■ INFORMATION PROVIDED ■
▼

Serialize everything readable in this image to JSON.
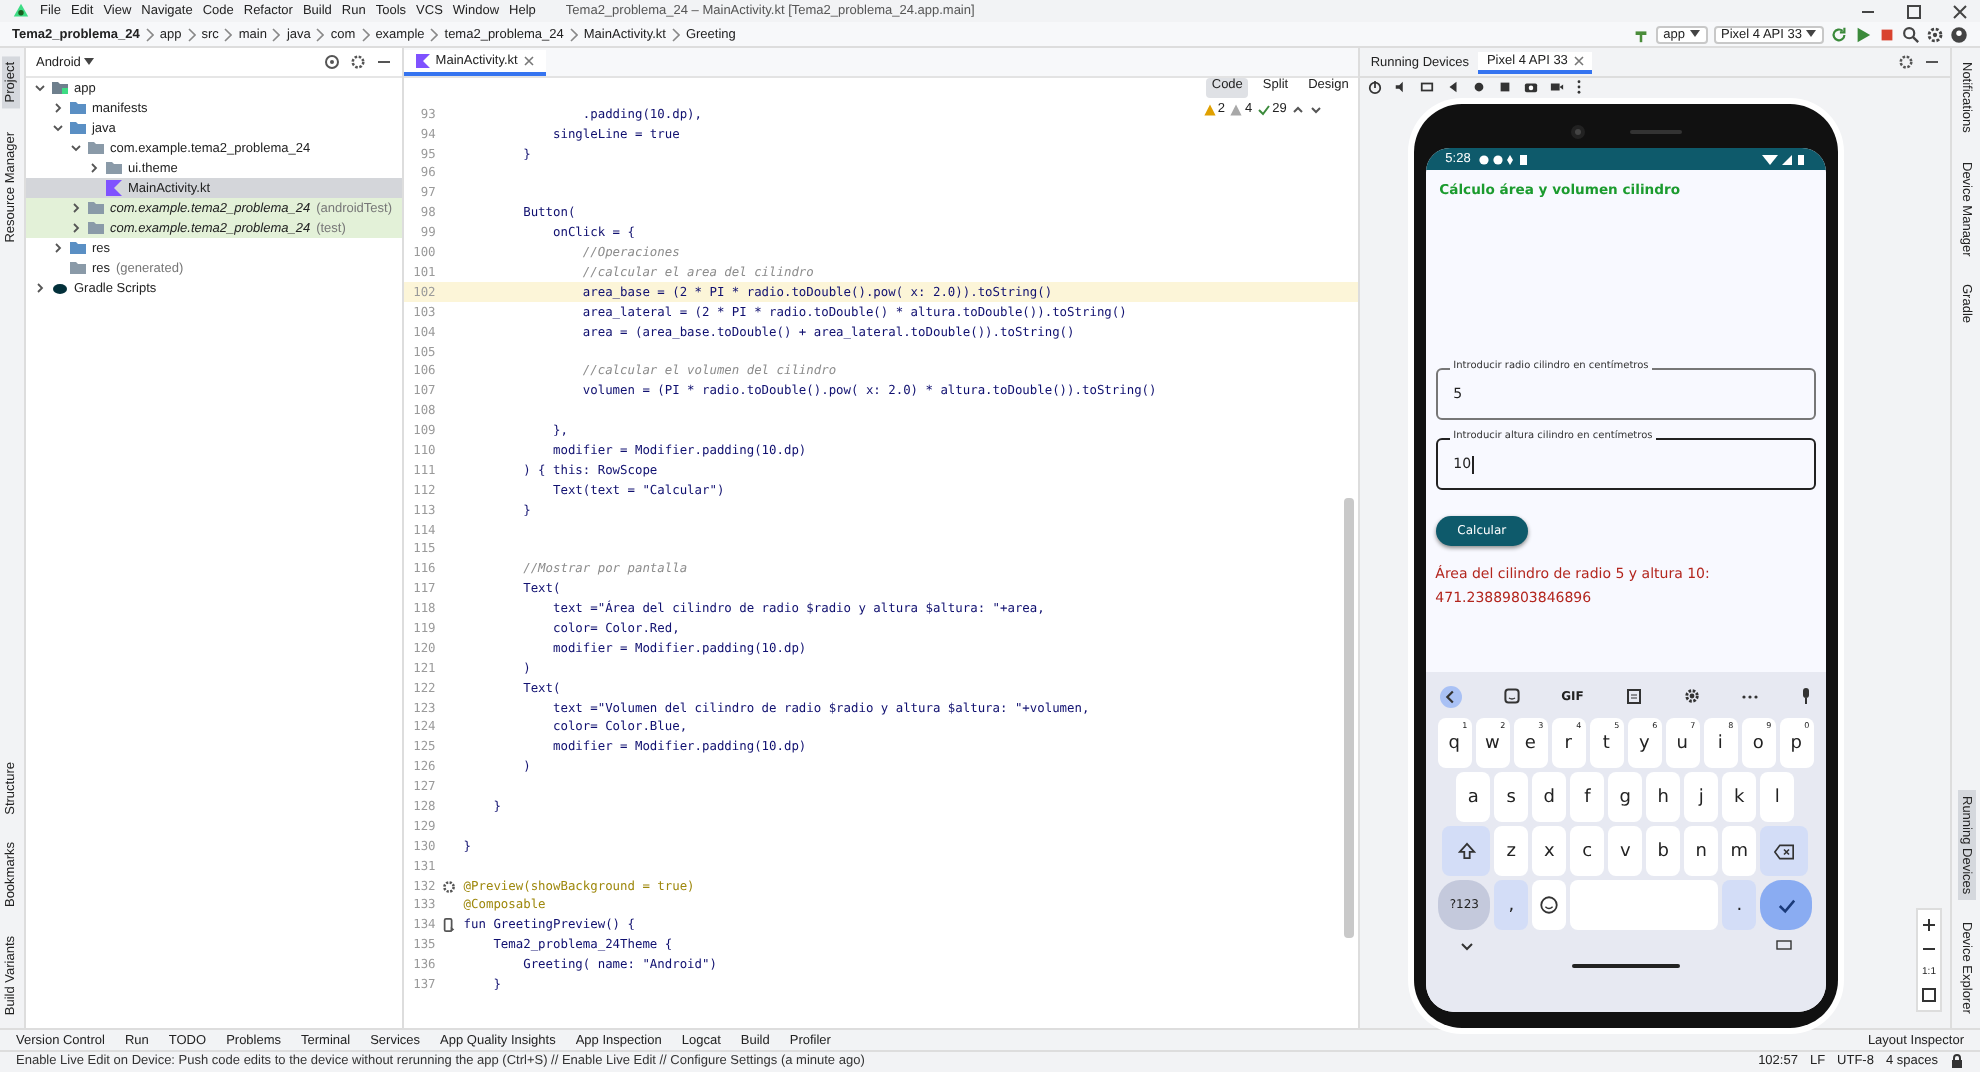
{
  "menu_bar": {
    "items": [
      "File",
      "Edit",
      "View",
      "Navigate",
      "Code",
      "Refactor",
      "Build",
      "Run",
      "Tools",
      "VCS",
      "Window",
      "Help"
    ],
    "title": "Tema2_problema_24 – MainActivity.kt [Tema2_problema_24.app.main]"
  },
  "navigation_bar": {
    "breadcrumbs": [
      "Tema2_problema_24",
      "app",
      "src",
      "main",
      "java",
      "com",
      "example",
      "tema2_problema_24",
      "MainActivity.kt",
      "Greeting"
    ],
    "run_config": "app",
    "device": "Pixel 4 API 33"
  },
  "left_tool_strip": {
    "top": [
      {
        "label": "Project",
        "selected": true
      },
      {
        "label": "Resource Manager",
        "selected": false
      }
    ],
    "bottom": [
      {
        "label": "Structure",
        "selected": false
      },
      {
        "label": "Bookmarks",
        "selected": false
      },
      {
        "label": "Build Variants",
        "selected": false
      }
    ]
  },
  "project_panel": {
    "view": "Android",
    "tree": [
      {
        "label": "app",
        "kind": "module",
        "expanded": true,
        "selected": false,
        "children": [
          {
            "label": "manifests",
            "kind": "folder",
            "expanded": false,
            "selected": false
          },
          {
            "label": "java",
            "kind": "folder",
            "expanded": true,
            "selected": false,
            "children": [
              {
                "label": "com.example.tema2_problema_24",
                "kind": "package",
                "expanded": true,
                "selected": false,
                "children": [
                  {
                    "label": "ui.theme",
                    "kind": "package",
                    "expanded": false,
                    "selected": false
                  },
                  {
                    "label": "MainActivity.kt",
                    "kind": "file",
                    "selected": true
                  }
                ]
              },
              {
                "label": "com.example.tema2_problema_24",
                "suffix": "(androidTest)",
                "kind": "test_package",
                "expanded": false,
                "selected": false
              },
              {
                "label": "com.example.tema2_problema_24",
                "suffix": "(test)",
                "kind": "test_package",
                "expanded": false,
                "selected": false
              }
            ]
          },
          {
            "label": "res",
            "kind": "folder",
            "expanded": false,
            "selected": false
          },
          {
            "label": "res",
            "suffix": "(generated)",
            "kind": "folder_plain",
            "selected": false
          }
        ]
      },
      {
        "label": "Gradle Scripts",
        "kind": "gradle",
        "expanded": false,
        "selected": false
      }
    ]
  },
  "editor": {
    "tab": "MainActivity.kt",
    "view_modes": [
      {
        "label": "Code",
        "selected": true
      },
      {
        "label": "Split",
        "selected": false
      },
      {
        "label": "Design",
        "selected": false
      }
    ],
    "inspections": [
      {
        "kind": "warning",
        "count": "2"
      },
      {
        "kind": "weak_warning",
        "count": "4"
      },
      {
        "kind": "ok",
        "count": "29"
      }
    ],
    "lines": [
      {
        "number": "93",
        "text": "                .padding(10.dp),",
        "kind": "code",
        "current": false
      },
      {
        "number": "94",
        "text": "            singleLine = true",
        "kind": "code",
        "current": false
      },
      {
        "number": "95",
        "text": "        }",
        "kind": "code",
        "current": false
      },
      {
        "number": "96",
        "current": false
      },
      {
        "number": "97",
        "current": false
      },
      {
        "number": "98",
        "text": "        Button(",
        "kind": "code",
        "current": false
      },
      {
        "number": "99",
        "text": "            onClick = {",
        "kind": "code",
        "current": false
      },
      {
        "number": "100",
        "text": "                //Operaciones",
        "kind": "comment",
        "current": false
      },
      {
        "number": "101",
        "text": "                //calcular el area del cilindro",
        "kind": "comment",
        "current": false
      },
      {
        "number": "102",
        "text": "                area_base = (2 * PI * radio.toDouble().pow( x: 2.0)).toString()",
        "kind": "code",
        "current": true
      },
      {
        "number": "103",
        "text": "                area_lateral = (2 * PI * radio.toDouble() * altura.toDouble()).toString()",
        "kind": "code",
        "current": false
      },
      {
        "number": "104",
        "text": "                area = (area_base.toDouble() + area_lateral.toDouble()).toString()",
        "kind": "code",
        "current": false
      },
      {
        "number": "105",
        "current": false
      },
      {
        "number": "106",
        "text": "                //calcular el volumen del cilindro",
        "kind": "comment",
        "current": false
      },
      {
        "number": "107",
        "text": "                volumen = (PI * radio.toDouble().pow( x: 2.0) * altura.toDouble()).toString()",
        "kind": "code",
        "current": false
      },
      {
        "number": "108",
        "current": false
      },
      {
        "number": "109",
        "text": "            },",
        "kind": "code",
        "current": false
      },
      {
        "number": "110",
        "text": "            modifier = Modifier.padding(10.dp)",
        "kind": "code",
        "current": false
      },
      {
        "number": "111",
        "text": "        ) { this: RowScope",
        "kind": "code",
        "current": false
      },
      {
        "number": "112",
        "text": "            Text(text = \"Calcular\")",
        "kind": "code",
        "current": false
      },
      {
        "number": "113",
        "text": "        }",
        "kind": "code",
        "current": false
      },
      {
        "number": "114",
        "current": false
      },
      {
        "number": "115",
        "current": false
      },
      {
        "number": "116",
        "text": "        //Mostrar por pantalla",
        "kind": "comment",
        "current": false
      },
      {
        "number": "117",
        "text": "        Text(",
        "kind": "code",
        "current": false
      },
      {
        "number": "118",
        "text": "            text =\"Área del cilindro de radio $radio y altura $altura: \"+area,",
        "kind": "code",
        "current": false
      },
      {
        "number": "119",
        "text": "            color= Color.Red,",
        "kind": "code",
        "current": false
      },
      {
        "number": "120",
        "text": "            modifier = Modifier.padding(10.dp)",
        "kind": "code",
        "current": false
      },
      {
        "number": "121",
        "text": "        )",
        "kind": "code",
        "current": false
      },
      {
        "number": "122",
        "text": "        Text(",
        "kind": "code",
        "current": false
      },
      {
        "number": "123",
        "text": "            text =\"Volumen del cilindro de radio $radio y altura $altura: \"+volumen,",
        "kind": "code",
        "current": false
      },
      {
        "number": "124",
        "text": "            color= Color.Blue,",
        "kind": "code",
        "current": false
      },
      {
        "number": "125",
        "text": "            modifier = Modifier.padding(10.dp)",
        "kind": "code",
        "current": false
      },
      {
        "number": "126",
        "text": "        )",
        "kind": "code",
        "current": false
      },
      {
        "number": "127",
        "current": false
      },
      {
        "number": "128",
        "text": "    }",
        "kind": "code",
        "current": false
      },
      {
        "number": "129",
        "current": false
      },
      {
        "number": "130",
        "text": "}",
        "kind": "code",
        "current": false
      },
      {
        "number": "131",
        "current": false
      },
      {
        "number": "132",
        "text": "@Preview(showBackground = true)",
        "kind": "preview_annotation",
        "current": false
      },
      {
        "number": "133",
        "text": "@Composable",
        "kind": "annotation",
        "current": false
      },
      {
        "number": "134",
        "text": "fun GreetingPreview() {",
        "kind": "runnable_code",
        "current": false
      },
      {
        "number": "135",
        "text": "    Tema2_problema_24Theme {",
        "kind": "code",
        "current": false
      },
      {
        "number": "136",
        "text": "        Greeting( name: \"Android\")",
        "kind": "code",
        "current": false
      },
      {
        "number": "137",
        "text": "    }",
        "kind": "code",
        "current": false
      }
    ]
  },
  "running_devices": {
    "title": "Running Devices",
    "device_tab": "Pixel 4 API 33",
    "phone": {
      "time": "5:28",
      "app_title": "Cálculo área y volumen cilindro",
      "fields": [
        {
          "label": "Introducir radio cilindro en centímetros",
          "value": "5",
          "focused": false
        },
        {
          "label": "Introducir altura cilindro en centímetros",
          "value": "10",
          "focused": true
        }
      ],
      "button": "Calcular",
      "result": "Área del cilindro de radio 5 y altura 10: 471.23889803846896",
      "keyboard": {
        "gif_label": "GIF",
        "rows": [
          {
            "keys": [
              {
                "kind": "letter",
                "label": "q",
                "hint": "1"
              },
              {
                "kind": "letter",
                "label": "w",
                "hint": "2"
              },
              {
                "kind": "letter",
                "label": "e",
                "hint": "3"
              },
              {
                "kind": "letter",
                "label": "r",
                "hint": "4"
              },
              {
                "kind": "letter",
                "label": "t",
                "hint": "5"
              },
              {
                "kind": "letter",
                "label": "y",
                "hint": "6"
              },
              {
                "kind": "letter",
                "label": "u",
                "hint": "7"
              },
              {
                "kind": "letter",
                "label": "i",
                "hint": "8"
              },
              {
                "kind": "letter",
                "label": "o",
                "hint": "9"
              },
              {
                "kind": "letter",
                "label": "p",
                "hint": "0"
              }
            ]
          },
          {
            "keys": [
              {
                "kind": "letter",
                "label": "a"
              },
              {
                "kind": "letter",
                "label": "s"
              },
              {
                "kind": "letter",
                "label": "d"
              },
              {
                "kind": "letter",
                "label": "f"
              },
              {
                "kind": "letter",
                "label": "g"
              },
              {
                "kind": "letter",
                "label": "h"
              },
              {
                "kind": "letter",
                "label": "j"
              },
              {
                "kind": "letter",
                "label": "k"
              },
              {
                "kind": "letter",
                "label": "l"
              }
            ]
          },
          {
            "keys": [
              {
                "kind": "shift"
              },
              {
                "kind": "letter",
                "label": "z"
              },
              {
                "kind": "letter",
                "label": "x"
              },
              {
                "kind": "letter",
                "label": "c"
              },
              {
                "kind": "letter",
                "label": "v"
              },
              {
                "kind": "letter",
                "label": "b"
              },
              {
                "kind": "letter",
                "label": "n"
              },
              {
                "kind": "letter",
                "label": "m"
              },
              {
                "kind": "backspace"
              }
            ]
          },
          {
            "keys": [
              {
                "kind": "symbols",
                "label": "?123"
              },
              {
                "kind": "punct",
                "label": ","
              },
              {
                "kind": "emoji"
              },
              {
                "kind": "space"
              },
              {
                "kind": "punct",
                "label": "."
              },
              {
                "kind": "done"
              }
            ]
          }
        ]
      }
    }
  },
  "right_tool_strip": {
    "top": [
      {
        "label": "Notifications",
        "selected": false
      },
      {
        "label": "Device Manager",
        "selected": false
      },
      {
        "label": "Gradle",
        "selected": false
      }
    ],
    "bottom": [
      {
        "label": "Running Devices",
        "selected": true
      },
      {
        "label": "Device Explorer",
        "selected": false
      }
    ]
  },
  "zoom_controls": {
    "actual_size": "1:1"
  },
  "bottom_tool_bar": {
    "items": [
      "Version Control",
      "Run",
      "TODO",
      "Problems",
      "Terminal",
      "Services",
      "App Quality Insights",
      "App Inspection",
      "Logcat",
      "Build",
      "Profiler"
    ],
    "right": "Layout Inspector"
  },
  "status_bar": {
    "message": "Enable Live Edit on Device: Push code edits to the device without rerunning the app (Ctrl+S) // Enable Live Edit // Configure Settings (a minute ago)",
    "items": [
      "102:57",
      "LF",
      "UTF-8",
      "4 spaces"
    ]
  }
}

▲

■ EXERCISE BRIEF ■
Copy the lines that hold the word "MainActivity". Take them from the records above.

■ RESULT ■
    "title": "Tema2_problema_24 – MainActivity.kt [Tema2_problema_24.app.main]"
      "MainActivity.kt",
                    "label": "MainActivity.kt",
    "tab": "MainActivity.kt",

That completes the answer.